DIRECTIONS - Check every line of the data and copy the ones where "JSON" appears.

Page and application data records -

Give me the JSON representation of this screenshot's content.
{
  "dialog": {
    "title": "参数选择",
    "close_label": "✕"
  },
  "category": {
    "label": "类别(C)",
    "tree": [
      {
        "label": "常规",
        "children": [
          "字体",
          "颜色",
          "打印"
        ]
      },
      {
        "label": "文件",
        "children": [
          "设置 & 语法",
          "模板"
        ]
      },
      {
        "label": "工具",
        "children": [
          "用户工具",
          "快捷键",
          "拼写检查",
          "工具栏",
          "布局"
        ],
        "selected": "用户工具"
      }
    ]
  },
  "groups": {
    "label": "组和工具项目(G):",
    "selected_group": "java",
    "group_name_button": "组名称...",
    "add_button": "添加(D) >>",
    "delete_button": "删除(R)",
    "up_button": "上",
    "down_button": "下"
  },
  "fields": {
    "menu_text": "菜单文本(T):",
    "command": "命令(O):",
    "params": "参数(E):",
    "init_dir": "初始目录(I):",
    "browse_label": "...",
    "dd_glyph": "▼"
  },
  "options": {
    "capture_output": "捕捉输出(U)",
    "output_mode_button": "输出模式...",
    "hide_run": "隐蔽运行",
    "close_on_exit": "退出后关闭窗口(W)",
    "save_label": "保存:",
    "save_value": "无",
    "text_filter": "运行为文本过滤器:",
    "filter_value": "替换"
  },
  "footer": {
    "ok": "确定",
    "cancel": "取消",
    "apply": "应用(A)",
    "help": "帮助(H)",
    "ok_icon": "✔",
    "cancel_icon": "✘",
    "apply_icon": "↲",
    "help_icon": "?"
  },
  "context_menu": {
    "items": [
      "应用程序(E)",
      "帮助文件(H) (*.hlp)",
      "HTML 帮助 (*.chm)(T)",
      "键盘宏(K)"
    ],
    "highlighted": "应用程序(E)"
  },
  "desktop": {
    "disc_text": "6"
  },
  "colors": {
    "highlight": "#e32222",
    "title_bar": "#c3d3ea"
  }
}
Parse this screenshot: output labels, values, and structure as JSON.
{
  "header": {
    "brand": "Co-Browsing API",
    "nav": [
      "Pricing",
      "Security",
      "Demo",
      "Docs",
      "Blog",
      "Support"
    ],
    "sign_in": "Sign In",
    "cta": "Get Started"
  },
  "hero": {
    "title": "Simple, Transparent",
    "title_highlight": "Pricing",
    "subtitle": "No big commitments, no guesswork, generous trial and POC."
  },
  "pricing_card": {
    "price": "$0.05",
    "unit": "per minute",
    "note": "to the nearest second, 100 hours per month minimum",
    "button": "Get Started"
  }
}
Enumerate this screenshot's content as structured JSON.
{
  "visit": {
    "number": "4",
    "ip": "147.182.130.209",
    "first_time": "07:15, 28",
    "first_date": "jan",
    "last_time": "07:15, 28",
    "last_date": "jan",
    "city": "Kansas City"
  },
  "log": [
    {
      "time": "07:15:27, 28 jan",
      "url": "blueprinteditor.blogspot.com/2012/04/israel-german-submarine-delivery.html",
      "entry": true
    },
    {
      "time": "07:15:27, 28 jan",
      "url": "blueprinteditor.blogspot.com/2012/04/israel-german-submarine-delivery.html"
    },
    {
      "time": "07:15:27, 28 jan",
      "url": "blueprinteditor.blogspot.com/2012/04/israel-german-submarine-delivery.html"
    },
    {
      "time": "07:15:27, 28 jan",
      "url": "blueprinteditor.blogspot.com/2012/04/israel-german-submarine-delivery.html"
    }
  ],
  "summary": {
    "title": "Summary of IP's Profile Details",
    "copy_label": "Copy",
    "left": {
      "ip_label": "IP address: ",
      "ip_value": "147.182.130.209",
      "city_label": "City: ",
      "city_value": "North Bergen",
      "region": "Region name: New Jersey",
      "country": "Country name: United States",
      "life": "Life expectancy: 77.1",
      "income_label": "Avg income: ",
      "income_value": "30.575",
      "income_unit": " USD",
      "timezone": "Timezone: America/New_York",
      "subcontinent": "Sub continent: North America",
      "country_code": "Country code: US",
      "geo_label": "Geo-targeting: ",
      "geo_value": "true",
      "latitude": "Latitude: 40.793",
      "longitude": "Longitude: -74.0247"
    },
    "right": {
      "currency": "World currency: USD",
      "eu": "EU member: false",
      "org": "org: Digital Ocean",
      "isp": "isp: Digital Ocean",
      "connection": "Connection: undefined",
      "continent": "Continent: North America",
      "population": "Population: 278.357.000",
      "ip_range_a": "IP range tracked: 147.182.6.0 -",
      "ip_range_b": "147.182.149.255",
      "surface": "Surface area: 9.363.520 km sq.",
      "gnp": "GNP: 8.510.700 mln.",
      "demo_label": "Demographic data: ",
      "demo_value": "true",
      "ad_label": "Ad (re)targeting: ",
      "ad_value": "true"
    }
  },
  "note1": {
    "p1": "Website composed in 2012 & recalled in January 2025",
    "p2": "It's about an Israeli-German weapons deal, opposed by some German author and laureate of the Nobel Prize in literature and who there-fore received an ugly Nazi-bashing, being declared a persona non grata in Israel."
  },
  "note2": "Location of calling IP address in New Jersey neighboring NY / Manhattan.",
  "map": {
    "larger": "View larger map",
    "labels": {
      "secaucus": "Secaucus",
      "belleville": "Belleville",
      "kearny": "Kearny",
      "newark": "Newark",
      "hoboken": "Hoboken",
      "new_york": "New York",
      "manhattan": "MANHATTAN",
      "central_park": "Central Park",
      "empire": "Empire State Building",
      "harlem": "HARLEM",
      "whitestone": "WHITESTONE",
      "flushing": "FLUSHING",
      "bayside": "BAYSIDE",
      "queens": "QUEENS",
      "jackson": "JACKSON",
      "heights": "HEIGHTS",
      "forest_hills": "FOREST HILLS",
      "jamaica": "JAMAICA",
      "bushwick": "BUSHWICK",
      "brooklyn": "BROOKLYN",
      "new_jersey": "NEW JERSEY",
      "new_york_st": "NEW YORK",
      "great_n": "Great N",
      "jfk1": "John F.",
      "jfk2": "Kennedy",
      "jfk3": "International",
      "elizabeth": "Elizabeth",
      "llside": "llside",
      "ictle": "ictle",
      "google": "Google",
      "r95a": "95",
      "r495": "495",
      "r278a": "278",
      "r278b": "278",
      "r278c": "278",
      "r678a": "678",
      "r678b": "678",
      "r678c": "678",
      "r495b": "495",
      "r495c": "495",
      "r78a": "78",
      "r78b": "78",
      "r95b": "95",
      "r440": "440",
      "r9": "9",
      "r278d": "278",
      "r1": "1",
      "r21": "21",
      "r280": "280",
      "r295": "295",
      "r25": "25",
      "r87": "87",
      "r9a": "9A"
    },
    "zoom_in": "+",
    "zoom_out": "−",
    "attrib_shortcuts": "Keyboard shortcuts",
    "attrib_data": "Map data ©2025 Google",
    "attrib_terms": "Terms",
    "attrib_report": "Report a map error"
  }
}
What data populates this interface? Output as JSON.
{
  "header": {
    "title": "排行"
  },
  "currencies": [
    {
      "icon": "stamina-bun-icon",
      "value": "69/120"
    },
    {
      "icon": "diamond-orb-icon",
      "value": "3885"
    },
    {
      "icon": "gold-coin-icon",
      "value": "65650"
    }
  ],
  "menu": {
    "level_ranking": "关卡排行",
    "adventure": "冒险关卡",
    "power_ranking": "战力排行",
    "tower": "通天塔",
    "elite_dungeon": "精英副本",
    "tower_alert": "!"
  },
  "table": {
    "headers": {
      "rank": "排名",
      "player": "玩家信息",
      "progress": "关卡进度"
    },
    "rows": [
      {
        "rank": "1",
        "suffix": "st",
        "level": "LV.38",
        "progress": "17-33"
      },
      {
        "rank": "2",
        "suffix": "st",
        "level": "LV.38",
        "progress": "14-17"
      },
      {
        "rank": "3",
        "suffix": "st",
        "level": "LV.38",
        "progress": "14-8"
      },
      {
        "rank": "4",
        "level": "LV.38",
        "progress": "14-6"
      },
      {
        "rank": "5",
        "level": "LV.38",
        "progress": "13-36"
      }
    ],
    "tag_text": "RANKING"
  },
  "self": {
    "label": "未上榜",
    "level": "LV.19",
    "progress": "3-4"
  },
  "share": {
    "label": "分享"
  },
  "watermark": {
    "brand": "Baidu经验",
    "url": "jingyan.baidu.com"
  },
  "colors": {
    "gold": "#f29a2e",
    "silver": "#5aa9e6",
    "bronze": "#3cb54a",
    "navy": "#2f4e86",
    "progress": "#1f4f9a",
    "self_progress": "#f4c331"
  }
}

RESULT OF THE EXERCISE -
Give me the JSON representation of this screenshot's content.
Parse this screenshot: output labels, values, and structure as JSON.
Enumerate this screenshot's content as structured JSON.
What data populates this interface? Output as JSON.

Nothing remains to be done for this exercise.